It’s weird to think of the eighties as being so far away from us now that Hollywood’s mining them for remakes.
So I guess with Conan and Red Dawn ready to go, WarGames, a pretty big flick from 1983, was about due as well. The new twist is that King of Kong director Seth Gordon will be helming the new version.
WarGames came out at a time when home computers were just starting to arrive, and it also hit the screens at a time when the world was becoming aware of the dangers of computer hacking. (Not to mention before glasnost we were still terrified of the prospect of a nuclear war.)
WarGames was released via MGM, which has apparently been going remake mad with plans for Carrie and Robocop. Both are fine films as they are, and no remake is needed for either, but I think I’m preaching to the converted here.
Software technology wasn’t what it is today, so the technology in the film is definitely low tech by today’s standards, but I think at the core WarGames holds up as a pretty good movie. It had good onscreen chemistry with Matthew Broderick and Alley Sheedy, terrific cinematography from William Fraker (Bullitt, Rosemary’s Baby), a pretty strong script by Walter F. Parkes (who later became a DreamWorks executive), and Lawrence Lasker, and it was directed by dependable Hollywood pro John Badham. (Saturday Night Fever, Blue Thunder, Short Circuit.)

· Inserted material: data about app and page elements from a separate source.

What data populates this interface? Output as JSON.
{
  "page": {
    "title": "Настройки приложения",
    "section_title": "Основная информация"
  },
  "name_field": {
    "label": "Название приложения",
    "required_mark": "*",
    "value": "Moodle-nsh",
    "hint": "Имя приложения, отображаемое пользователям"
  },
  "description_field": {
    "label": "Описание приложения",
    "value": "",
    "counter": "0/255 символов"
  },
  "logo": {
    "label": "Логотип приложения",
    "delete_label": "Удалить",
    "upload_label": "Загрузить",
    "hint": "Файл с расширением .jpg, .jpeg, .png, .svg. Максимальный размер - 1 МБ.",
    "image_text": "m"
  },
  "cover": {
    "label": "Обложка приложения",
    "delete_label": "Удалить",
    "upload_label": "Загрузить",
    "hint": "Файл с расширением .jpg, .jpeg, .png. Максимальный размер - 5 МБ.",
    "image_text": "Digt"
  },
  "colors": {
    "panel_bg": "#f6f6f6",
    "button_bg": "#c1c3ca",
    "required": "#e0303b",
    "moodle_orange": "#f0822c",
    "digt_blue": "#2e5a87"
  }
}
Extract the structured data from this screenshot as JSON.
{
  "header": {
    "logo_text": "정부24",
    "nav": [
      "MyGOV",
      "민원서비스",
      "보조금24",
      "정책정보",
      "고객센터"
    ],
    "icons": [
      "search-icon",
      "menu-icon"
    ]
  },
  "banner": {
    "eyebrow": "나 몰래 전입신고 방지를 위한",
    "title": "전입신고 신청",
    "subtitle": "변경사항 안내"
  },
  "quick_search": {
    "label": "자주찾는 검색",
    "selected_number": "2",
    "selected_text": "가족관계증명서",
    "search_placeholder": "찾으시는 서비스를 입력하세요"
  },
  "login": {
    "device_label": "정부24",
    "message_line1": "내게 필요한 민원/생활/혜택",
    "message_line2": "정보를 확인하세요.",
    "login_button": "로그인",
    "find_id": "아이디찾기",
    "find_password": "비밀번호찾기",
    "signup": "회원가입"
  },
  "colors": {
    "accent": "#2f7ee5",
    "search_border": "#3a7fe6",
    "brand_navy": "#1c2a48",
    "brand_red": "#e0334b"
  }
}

As WarGames director John Badham recalled, “When this movie came out, many reviews said, ‘This is complete bullsh*t. Nothing like this could ever happen,’ and ‘This is ridiculous.’ And I started to get worried that Larry and Walter had made up more of this than they were copping to!
“And then along comes, I think they called them The Milwaukee 414, it was like the area code of Milwaukee, and it was a bunch of kids that hacked their way into the defense department’s computer. Were they inspired by WarGames? Maybe, maybe not, I don’t know. They certainly had to have enough knowledge to be able to do that. That’s pretty impressive stuff, and I’d say it happened within three or four weeks of the movie coming out.”
When Badham was asked why WarGames was still remembered long after its release, he said, “I really believe that when you’ve got strong characters in a movie, that’s what sticks in your mind. When you strip away all the cotton candy and whipped cream on top, it’s the characters that are the foundation that makes you feel you had a real connection with the movie.
“That’s the feeling I had about Saturday Night Fever. People remember the wonderful, brilliant dancing and stuff like that, but when they see it again, people tell me, ‘I remember why I liked those characters so much. There was a depth there.'”